With the Android Pie update, Google is bringing a host of new features and improvements that aim to bump up the experience for eligible users across the world. It’s also more secure in the present and contains a fix to a security flaw that was present on older Android versions. However, this is a security flaw that needs to be catered to immediately as it leaves billions of devices at risk from hackers.
According to a report from NightWatch Cybersecurity, all Android version older than Android 9 Pie contains a security flaw, named CVE-2018-9489, which can be used by any third-party app to "uniquely identify and track any Android device" and also to "geolocate users". The flaw allows apps to ignore permissions and get access to information found in system broadcasts such as the Wi-Fi network name, MAC address, local IP addresses, BSSID and DNS server information.
Any app with an unrestricted access to these parameters can help someone with malicious intentions to locate a device remotely and steal data, without even letting the user know about it. Google was informed of the issue and it eventually got fixed with the latest version of Android 9 Pie.

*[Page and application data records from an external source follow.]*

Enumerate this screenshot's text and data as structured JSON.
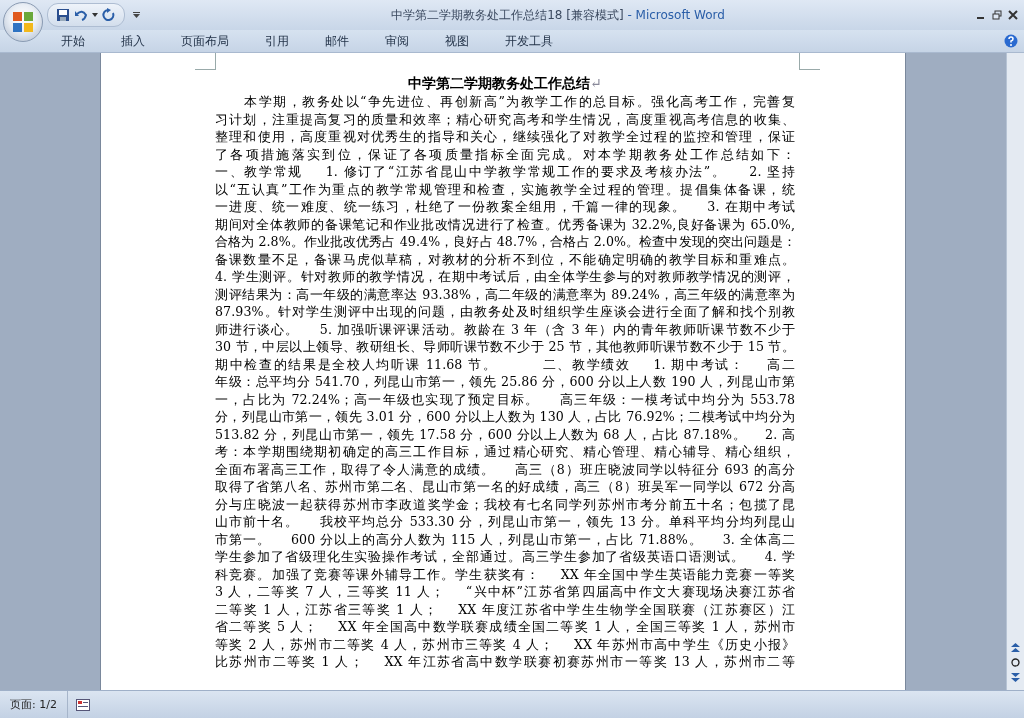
{
  "window": {
    "title": "中学第二学期教务处工作总结18 [兼容模式]",
    "app_name": "- Microsoft Word"
  },
  "ribbon_tabs": [
    {
      "label": "开始",
      "selected": false
    },
    {
      "label": "插入",
      "selected": false
    },
    {
      "label": "页面布局",
      "selected": false
    },
    {
      "label": "引用",
      "selected": false
    },
    {
      "label": "邮件",
      "selected": false
    },
    {
      "label": "审阅",
      "selected": false
    },
    {
      "label": "视图",
      "selected": false
    },
    {
      "label": "开发工具",
      "selected": false
    }
  ],
  "document": {
    "title": "中学第二学期教务处工作总结",
    "paragraph_mark": "↵",
    "lines": [
      "　　本学期，教务处以“争先进位、再创新高”为教学工作的总目标。强化高考工作，完善复",
      "习计划，注重提高复习的质量和效率；精心研究高考和学生情况，高度重视高考信息的收集、",
      "整理和使用，高度重视对优秀生的指导和关心，继续强化了对教学全过程的监控和管理，保证",
      "了各项措施落实到位，保证了各项质量指标全面完成。对本学期教务处工作总结如下：",
      "一、教学常规    1. 修订了“江苏省昆山中学教学常规工作的要求及考核办法”。    2. 坚持",
      "以“五认真”工作为重点的教学常规管理和检查，实施教学全过程的管理。提倡集体备课，统",
      "一进度、统一难度、统一练习，杜绝了一份教案全组用，千篇一律的现象。    3. 在期中考试",
      "期间对全体教师的备课笔记和作业批改情况进行了检查。优秀备课为 32.2%,良好备课为 65.0%,",
      "合格为 2.8%。作业批改优秀占 49.4%，良好占 48.7%，合格占 2.0%。检查中发现的突出问题是：",
      "备课数量不足，备课马虎似草稿，对教材的分析不到位，不能确定明确的教学目标和重难点。",
      "4. 学生测评。针对教师的教学情况，在期中考试后，由全体学生参与的对教师教学情况的测评，",
      "测评结果为：高一年级的满意率达 93.38%，高二年级的满意率为 89.24%，高三年级的满意率为",
      "87.93%。针对学生测评中出现的问题，由教务处及时组织学生座谈会进行全面了解和找个别教",
      "师进行谈心。    5. 加强听课评课活动。教龄在 3 年（含 3 年）内的青年教师听课节数不少于",
      "30 节，中层以上领导、教研组长、导师听课节数不少于 25 节，其他教师听课节数不少于 15 节。",
      "期中检查的结果是全校人均听课 11.68 节。        二、教学绩效    1. 期中考试：    高二",
      "年级：总平均分 541.70，列昆山市第一，领先 25.86 分，600 分以上人数 190 人，列昆山市第",
      "一，占比为 72.24%；高一年级也实现了预定目标。    高三年级：一模考试中均分为 553.78",
      "分，列昆山市第一，领先 3.01 分，600 分以上人数为 130 人，占比 76.92%；二模考试中均分为",
      "513.82 分，列昆山市第一，领先 17.58 分，600 分以上人数为 68 人，占比 87.18%。    2. 高",
      "考：本学期围绕期初确定的高三工作目标，通过精心研究、精心管理、精心辅导、精心组织，",
      "全面布署高三工作，取得了令人满意的成绩。    高三（8）班庄晓波同学以特征分 693 的高分",
      "取得了省第八名、苏州市第二名、昆山市第一名的好成绩，高三（8）班吴军一同学以 672 分高",
      "分与庄晓波一起获得苏州市李政道奖学金；我校有七名同学列苏州市考分前五十名；包揽了昆",
      "山市前十名。    我校平均总分 533.30 分，列昆山市第一，领先 13 分。单科平均分均列昆山",
      "市第一。    600 分以上的高分人数为 115 人，列昆山市第一，占比 71.88%。    3. 全体高二",
      "学生参加了省级理化生实验操作考试，全部通过。高三学生参加了省级英语口语测试。    4. 学",
      "科竞赛。加强了竞赛等课外辅导工作。学生获奖有：    XX 年全国中学生英语能力竞赛一等奖",
      "3 人，二等奖 7 人，三等奖 11 人；    “兴中杯”江苏省第四届高中作文大赛现场决赛江苏省",
      "二等奖 1 人，江苏省三等奖 1 人；    XX 年度江苏省中学生生物学全国联赛（江苏赛区）江",
      "省二等奖 5 人；    XX 年全国高中数学联赛成绩全国二等奖 1 人，全国三等奖 1 人，苏州市",
      "等奖 2 人，苏州市二等奖 4 人，苏州市三等奖 4 人；    XX 年苏州市高中学生《历史小报》",
      "比苏州市二等奖 1 人；    XX 年江苏省高中数学联赛初赛苏州市一等奖 13 人，苏州市二等"
    ]
  },
  "status_bar": {
    "page": "页面: 1/2"
  }
}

However, the problem is that Android 9 Pie is presently running on a total of less than 0.01 per cent of smartphones across the world. Only the Google Pixel series and Essential’s PH-1 are running on Pie, thereby offering the security from this bug. However, billions of Android devices are still running on older versions of Android, with no plans of a majority of them being upgraded to the newer OS anytime soon. The report says that Google is in no mood to fix the issue for older Android versions, thereby leaving almost the entire Android universe vulnerable to a deadly flaw.